**Entries shown:**
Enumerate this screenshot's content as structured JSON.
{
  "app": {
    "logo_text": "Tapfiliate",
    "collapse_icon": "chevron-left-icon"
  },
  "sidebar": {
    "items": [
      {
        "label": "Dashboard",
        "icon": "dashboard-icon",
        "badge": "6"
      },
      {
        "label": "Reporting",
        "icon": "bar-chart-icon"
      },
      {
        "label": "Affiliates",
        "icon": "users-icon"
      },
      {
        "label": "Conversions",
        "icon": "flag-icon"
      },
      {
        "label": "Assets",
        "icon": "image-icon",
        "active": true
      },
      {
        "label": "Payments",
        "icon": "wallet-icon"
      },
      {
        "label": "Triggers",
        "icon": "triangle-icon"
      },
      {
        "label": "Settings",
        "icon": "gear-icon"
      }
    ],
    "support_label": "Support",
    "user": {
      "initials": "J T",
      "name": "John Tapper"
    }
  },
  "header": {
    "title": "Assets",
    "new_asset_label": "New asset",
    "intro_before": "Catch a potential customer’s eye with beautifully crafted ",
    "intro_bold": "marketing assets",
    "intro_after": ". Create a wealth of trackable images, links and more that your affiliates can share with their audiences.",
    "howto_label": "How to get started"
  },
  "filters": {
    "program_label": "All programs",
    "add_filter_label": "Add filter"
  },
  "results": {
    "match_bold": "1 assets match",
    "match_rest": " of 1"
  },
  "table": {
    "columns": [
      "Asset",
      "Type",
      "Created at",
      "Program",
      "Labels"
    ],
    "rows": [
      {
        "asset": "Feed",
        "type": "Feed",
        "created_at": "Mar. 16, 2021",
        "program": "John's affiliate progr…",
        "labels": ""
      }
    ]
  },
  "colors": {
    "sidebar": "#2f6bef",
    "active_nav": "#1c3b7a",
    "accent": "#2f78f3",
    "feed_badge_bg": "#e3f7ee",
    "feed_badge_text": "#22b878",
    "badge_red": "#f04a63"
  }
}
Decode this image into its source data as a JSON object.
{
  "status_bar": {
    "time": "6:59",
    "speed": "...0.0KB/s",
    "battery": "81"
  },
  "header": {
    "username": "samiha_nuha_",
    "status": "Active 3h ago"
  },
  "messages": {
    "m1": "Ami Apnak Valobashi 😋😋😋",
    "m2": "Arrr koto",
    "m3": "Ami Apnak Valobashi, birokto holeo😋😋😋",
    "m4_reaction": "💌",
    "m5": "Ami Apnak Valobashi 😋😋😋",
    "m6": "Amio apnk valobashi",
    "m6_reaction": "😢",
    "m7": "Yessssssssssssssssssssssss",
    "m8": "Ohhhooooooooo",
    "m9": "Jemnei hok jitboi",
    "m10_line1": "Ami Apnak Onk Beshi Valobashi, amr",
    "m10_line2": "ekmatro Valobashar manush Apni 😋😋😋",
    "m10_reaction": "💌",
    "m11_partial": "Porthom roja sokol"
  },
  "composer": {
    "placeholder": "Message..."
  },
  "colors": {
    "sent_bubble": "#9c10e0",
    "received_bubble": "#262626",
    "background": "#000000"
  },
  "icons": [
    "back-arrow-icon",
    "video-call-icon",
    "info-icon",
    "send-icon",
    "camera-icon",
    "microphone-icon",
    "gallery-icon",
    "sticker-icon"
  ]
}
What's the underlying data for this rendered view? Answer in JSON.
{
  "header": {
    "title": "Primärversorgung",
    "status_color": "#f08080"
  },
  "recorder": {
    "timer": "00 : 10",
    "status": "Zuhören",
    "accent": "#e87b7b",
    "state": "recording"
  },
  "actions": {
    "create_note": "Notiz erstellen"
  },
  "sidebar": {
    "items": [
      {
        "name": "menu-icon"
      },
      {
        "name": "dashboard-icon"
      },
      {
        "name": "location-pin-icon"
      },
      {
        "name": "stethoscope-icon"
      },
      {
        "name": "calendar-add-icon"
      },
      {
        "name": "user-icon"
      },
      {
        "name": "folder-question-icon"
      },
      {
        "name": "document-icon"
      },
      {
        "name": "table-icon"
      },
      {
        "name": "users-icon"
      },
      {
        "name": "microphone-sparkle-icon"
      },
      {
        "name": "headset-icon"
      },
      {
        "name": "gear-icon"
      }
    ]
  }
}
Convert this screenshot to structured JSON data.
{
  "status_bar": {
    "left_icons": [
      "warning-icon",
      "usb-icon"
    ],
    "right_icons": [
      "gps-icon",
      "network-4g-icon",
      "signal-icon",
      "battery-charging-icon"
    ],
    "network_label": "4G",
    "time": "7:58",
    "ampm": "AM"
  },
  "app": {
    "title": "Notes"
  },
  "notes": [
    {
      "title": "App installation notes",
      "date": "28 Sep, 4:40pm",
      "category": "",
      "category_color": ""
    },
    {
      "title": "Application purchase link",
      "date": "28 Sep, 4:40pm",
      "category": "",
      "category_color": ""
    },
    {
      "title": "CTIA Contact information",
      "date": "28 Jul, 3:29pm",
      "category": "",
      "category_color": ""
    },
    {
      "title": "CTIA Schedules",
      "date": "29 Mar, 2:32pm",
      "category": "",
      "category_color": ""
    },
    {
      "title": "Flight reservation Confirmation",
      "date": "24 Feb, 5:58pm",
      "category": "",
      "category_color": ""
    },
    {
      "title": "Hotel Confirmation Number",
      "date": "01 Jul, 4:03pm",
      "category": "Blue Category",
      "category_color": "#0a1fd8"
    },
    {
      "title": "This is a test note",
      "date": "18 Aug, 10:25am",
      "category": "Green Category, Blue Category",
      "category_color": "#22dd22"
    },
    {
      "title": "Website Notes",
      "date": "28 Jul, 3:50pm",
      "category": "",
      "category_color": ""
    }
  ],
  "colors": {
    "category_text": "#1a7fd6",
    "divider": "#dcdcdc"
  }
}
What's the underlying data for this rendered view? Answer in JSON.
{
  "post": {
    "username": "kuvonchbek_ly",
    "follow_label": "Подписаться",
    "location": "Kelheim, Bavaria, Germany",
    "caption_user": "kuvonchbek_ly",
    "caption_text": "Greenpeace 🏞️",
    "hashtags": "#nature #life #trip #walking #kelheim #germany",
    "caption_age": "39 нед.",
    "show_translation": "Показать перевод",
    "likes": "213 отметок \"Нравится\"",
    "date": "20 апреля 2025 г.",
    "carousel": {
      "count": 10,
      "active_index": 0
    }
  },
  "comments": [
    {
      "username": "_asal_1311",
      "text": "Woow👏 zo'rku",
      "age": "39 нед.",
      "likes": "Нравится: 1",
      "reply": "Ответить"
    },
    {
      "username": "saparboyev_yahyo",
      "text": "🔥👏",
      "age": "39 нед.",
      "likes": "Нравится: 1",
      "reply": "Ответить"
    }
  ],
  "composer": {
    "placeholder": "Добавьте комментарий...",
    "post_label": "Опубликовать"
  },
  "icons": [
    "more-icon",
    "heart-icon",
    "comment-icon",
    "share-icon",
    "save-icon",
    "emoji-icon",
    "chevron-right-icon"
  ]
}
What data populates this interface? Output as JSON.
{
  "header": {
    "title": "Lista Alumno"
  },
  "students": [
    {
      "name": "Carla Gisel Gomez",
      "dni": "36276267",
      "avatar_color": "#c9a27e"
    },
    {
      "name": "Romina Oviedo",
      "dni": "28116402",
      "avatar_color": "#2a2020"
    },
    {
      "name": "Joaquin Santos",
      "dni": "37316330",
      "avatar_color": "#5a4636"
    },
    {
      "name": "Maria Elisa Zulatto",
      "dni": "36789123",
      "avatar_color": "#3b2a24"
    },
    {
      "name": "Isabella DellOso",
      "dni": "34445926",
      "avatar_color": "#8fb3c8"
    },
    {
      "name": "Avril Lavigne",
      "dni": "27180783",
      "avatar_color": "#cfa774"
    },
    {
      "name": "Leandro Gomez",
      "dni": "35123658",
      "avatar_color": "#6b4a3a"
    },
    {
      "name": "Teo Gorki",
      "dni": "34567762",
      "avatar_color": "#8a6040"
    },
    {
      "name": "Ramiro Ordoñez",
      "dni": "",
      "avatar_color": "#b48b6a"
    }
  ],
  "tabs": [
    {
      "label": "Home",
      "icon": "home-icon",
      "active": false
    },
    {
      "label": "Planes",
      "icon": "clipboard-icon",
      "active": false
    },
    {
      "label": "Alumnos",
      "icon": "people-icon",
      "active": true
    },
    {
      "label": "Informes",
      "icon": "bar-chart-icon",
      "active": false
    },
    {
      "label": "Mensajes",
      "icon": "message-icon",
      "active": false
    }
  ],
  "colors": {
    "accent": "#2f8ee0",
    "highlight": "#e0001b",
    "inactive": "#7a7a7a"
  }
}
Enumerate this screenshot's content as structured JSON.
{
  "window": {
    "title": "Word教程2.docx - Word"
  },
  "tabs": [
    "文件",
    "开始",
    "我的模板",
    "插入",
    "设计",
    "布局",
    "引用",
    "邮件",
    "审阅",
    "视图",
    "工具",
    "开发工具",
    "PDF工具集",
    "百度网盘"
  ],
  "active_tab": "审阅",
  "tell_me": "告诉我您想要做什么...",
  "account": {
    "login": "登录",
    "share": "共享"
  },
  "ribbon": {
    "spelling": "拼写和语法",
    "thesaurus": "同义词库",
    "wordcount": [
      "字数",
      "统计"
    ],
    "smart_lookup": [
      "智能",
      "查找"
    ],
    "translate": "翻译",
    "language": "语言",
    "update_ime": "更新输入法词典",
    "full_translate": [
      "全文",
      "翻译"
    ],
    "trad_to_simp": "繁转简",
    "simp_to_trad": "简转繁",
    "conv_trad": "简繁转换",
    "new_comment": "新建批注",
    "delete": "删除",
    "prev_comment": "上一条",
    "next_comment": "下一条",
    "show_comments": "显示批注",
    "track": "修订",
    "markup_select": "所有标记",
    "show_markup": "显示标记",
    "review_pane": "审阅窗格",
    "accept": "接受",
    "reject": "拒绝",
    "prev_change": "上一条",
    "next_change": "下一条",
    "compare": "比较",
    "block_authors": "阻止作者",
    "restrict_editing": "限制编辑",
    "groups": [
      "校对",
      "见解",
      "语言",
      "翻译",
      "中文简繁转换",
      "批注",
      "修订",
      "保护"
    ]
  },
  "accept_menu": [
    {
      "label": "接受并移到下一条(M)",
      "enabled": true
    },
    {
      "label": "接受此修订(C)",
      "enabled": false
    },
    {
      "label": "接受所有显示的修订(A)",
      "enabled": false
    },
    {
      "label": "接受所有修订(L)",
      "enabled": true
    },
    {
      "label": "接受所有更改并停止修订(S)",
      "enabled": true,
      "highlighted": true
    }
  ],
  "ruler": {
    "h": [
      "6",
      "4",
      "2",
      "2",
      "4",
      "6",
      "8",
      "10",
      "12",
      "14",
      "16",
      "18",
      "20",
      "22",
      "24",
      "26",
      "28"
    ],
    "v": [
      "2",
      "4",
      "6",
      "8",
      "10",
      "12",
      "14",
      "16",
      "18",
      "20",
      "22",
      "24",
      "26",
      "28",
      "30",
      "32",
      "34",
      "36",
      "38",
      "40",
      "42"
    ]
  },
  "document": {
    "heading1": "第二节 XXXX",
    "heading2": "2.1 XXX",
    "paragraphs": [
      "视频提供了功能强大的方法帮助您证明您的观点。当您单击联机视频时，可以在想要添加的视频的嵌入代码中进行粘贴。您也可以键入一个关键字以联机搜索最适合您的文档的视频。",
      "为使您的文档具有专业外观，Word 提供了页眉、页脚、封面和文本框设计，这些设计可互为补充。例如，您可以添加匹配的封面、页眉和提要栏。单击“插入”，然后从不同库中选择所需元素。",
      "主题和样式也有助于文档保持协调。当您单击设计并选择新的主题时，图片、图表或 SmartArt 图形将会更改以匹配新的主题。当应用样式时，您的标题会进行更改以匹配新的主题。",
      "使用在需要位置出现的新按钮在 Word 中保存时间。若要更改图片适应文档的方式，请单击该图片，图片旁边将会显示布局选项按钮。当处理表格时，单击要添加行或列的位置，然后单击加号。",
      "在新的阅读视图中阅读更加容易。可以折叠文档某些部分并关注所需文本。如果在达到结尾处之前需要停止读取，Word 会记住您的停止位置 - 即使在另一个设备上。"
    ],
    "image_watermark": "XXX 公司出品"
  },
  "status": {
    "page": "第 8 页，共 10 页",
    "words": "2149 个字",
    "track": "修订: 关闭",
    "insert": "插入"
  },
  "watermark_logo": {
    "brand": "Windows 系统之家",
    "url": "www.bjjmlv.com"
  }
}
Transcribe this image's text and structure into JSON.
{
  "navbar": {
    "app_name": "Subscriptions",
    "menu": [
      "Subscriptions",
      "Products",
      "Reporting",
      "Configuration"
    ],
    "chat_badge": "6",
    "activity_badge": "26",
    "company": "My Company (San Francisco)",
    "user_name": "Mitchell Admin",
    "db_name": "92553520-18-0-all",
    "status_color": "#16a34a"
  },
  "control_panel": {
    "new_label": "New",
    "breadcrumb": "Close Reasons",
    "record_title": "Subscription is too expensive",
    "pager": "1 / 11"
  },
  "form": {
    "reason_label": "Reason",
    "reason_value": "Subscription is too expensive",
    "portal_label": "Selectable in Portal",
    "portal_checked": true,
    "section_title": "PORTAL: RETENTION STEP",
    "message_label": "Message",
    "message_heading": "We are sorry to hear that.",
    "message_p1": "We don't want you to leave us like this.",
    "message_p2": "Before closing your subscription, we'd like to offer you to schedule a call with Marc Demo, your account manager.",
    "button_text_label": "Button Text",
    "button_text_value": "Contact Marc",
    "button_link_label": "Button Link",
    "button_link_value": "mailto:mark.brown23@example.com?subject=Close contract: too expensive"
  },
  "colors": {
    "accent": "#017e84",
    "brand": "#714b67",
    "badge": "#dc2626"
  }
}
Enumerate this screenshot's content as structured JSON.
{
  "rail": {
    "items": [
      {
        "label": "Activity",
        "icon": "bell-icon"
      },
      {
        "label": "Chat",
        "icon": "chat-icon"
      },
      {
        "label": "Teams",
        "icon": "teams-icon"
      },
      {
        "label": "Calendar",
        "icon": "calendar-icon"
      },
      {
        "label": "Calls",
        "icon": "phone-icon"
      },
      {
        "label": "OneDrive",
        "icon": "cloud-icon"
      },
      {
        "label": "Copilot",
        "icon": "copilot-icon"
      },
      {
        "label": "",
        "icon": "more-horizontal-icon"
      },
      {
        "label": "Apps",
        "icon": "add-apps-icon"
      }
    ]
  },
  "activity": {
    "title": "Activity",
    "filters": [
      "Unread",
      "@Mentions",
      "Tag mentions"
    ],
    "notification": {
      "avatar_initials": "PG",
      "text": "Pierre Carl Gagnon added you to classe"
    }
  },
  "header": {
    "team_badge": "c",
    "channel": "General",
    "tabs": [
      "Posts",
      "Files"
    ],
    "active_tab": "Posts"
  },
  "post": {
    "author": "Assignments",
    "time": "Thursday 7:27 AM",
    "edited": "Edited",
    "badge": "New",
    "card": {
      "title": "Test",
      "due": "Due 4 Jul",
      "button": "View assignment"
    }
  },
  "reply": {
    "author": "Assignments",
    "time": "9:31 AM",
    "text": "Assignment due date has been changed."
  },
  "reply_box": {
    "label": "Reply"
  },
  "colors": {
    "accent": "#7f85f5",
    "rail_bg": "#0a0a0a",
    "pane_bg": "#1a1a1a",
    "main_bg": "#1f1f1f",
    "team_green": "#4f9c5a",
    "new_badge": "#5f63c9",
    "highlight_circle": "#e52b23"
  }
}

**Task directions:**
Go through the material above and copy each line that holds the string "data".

**Solution to this exercise:**
Decode this image into its source data as a JSON object.
What's the underlying data for this rendered view? Answer in JSON.
Convert this screenshot to structured JSON data.
What's the underlying data for this rendered view? Answer in JSON.
What data populates this interface? Output as JSON.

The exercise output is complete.